I saw X‑Men 2 a few weeks ago. I’ve always been a fan of the comics, so I am rather sensitive to any ‘changes’ that are made just for the movie. However, I do realise that it is near-impossible to squeeze the entire X‑Men universe into a 2‑hour movie. I must conclude that they did an excellent job here. As in the first movie, the ‘changes’ were done very well.
There were a few little easter eggs hidden in there as well. In the first movie, you get a quick glimpse of Jubilee (the comic book character whom Rogue replaced in the movie), and just like in Spider Man (another fantastic movie) there is a short cameo by Stan Lee (This man is a GOD! If you don’t know who he is, stop reading right now for you have offended me.). In the second movie you hear Jubilee being called by name (by Storm), and on a television set you see a man with the caption “Dr Henry McCoy” beneath his face. The man appears as a normal (non-mutant) human being, but this man later becomes Beast. I think there were a few other easter eggs, but I don’t remember them.

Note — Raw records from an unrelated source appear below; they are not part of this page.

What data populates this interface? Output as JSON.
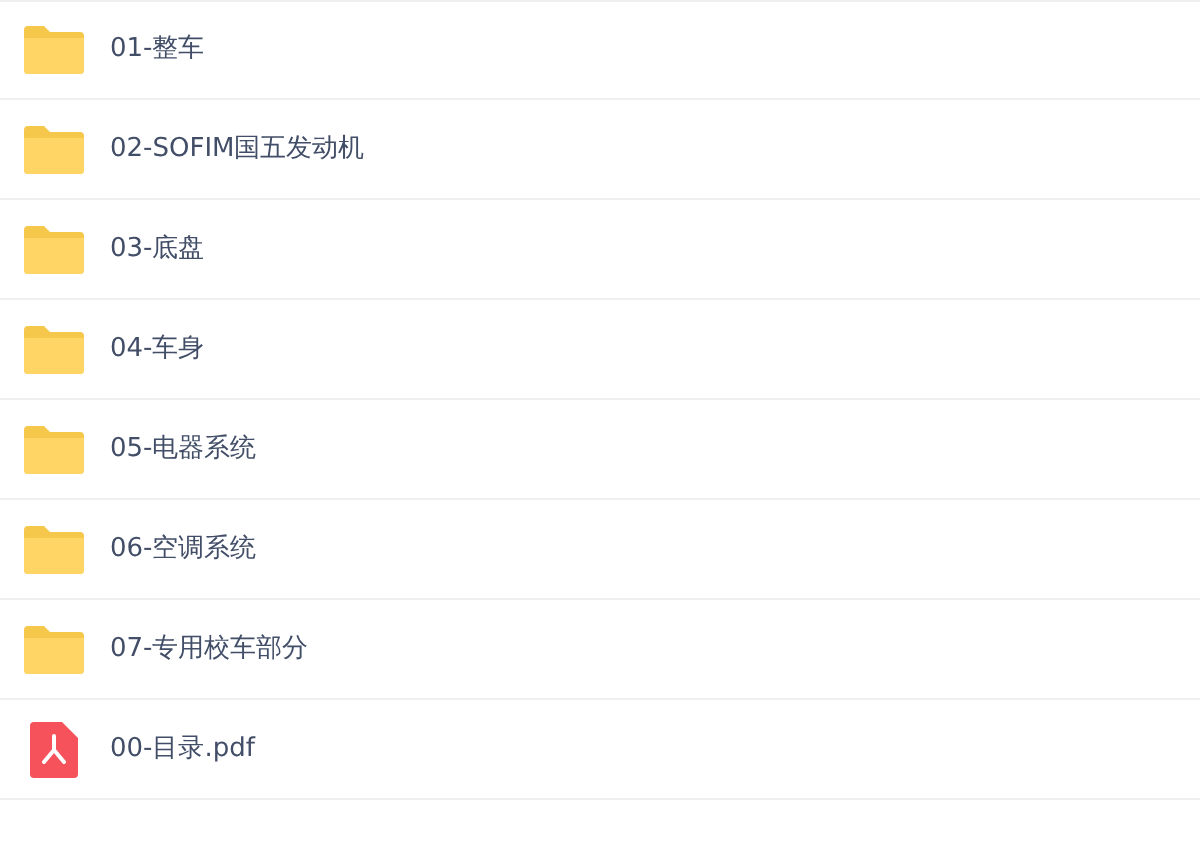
{
  "files": [
    {
      "kind": "folder",
      "name": "01-整车"
    },
    {
      "kind": "folder",
      "name": "02-SOFIM国五发动机"
    },
    {
      "kind": "folder",
      "name": "03-底盘"
    },
    {
      "kind": "folder",
      "name": "04-车身"
    },
    {
      "kind": "folder",
      "name": "05-电器系统"
    },
    {
      "kind": "folder",
      "name": "06-空调系统"
    },
    {
      "kind": "folder",
      "name": "07-专用校车部分"
    },
    {
      "kind": "pdf",
      "name": "00-目录.pdf"
    }
  ]
}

Speaking of The X‑Men, I found a great fan-comic, The Uncanny X‑Sprites. Quite funny. I also stumbled across Wolverine’s real name. It’s not Logan, it’s James Howlett. It’s all explained in Marvel’s Origin series, which was released last year. There was also a Paradise X series which contradicts some of the fundamental aspects of Origin, but I wouldn’t take it seriously. Both of these (among others) are explained in vivid detail (beautifully illustrated, too!) at the Lost Soul Wolverine site. I spent hours reading all the stuff there; I was so riveted.
Last Sunday I saw The Matrix Reloaded. I am not going to compare it to X‑Men 2, but I will say that this is another excellent film. The CGI was amazing. There were a few little flaws, but with all the action going on they were easy to overlook. I love Hong Kong martial arts movies (Jackie Chan and Jet Li are DEITIES!), and this movie satisifed my desire for some well-choreographed fight scenes. On the negative side, there is less continuity between the plot and the fights when compared to the original movie. Also, some parts were slow and unnecessary. I don’t want to see a bunch of Zionists (I assume that’s what the inhabitants of Zion call themselves?) dancing, and I don’t want to see Neo making love to Trinity. There’s enough pr0n on the Internet, thank-you-very-much.
Like the first movie (and the third, which arrives in November), The Matrix Reloaded was mostly filmed in my home town of Sydney. It’s weird to watch scenes from a movie and think, “hey, I was at that place only yesterday!” It also makes me wonder if I really am in the Matrix. Kooky.
The absolute coolest thing, however, was Trinity’s cracking of the electricity grid. She uses Nmap to scan for open ports and finds that port 22 is open. Port 22 is typically used by SSH, and sure enough Trinity uses a known SSH v. 1 exploit to gain access to the server! As her root password, she uses Z1ON1010. Not only does this make her 1337, it is also another easter egg — 1010 is the number 5 in binary (or so I’m told), and if you’ve seen the movie (spoiler alert) you know that Zion in the movie is in its fifth incarnation. More on this at The Register and Slashdot, and there’s a nice screenshot at Insecure.org, the home of Nmap.
Of course, what’s a movie these days without merchandising? Samsung has a ‘limited edition’ version of one of the phones used in the movie. To me it looks like a forgotten prop from Star Trek: The Original Series. It looks hideous, the ergonomics are all wrong, and the screen is too small to do anything useful. That won’t stop Samsung from charging a premium for it, or people from buying it. I feel sorry for those people. They obviously have some sort of psychological problem that has them convinced that they will only have friends if they have the latest mobile telephone. If it’s movie-themed and a ‘limited edition’, even better. They may even purchase a black trenchcoat to go with it. That will alleviate the symptioms of their inferiority complex for a little while, after which they will feel compelled to jump onto the next fad. Over-consumerism should be treated as a mental illness.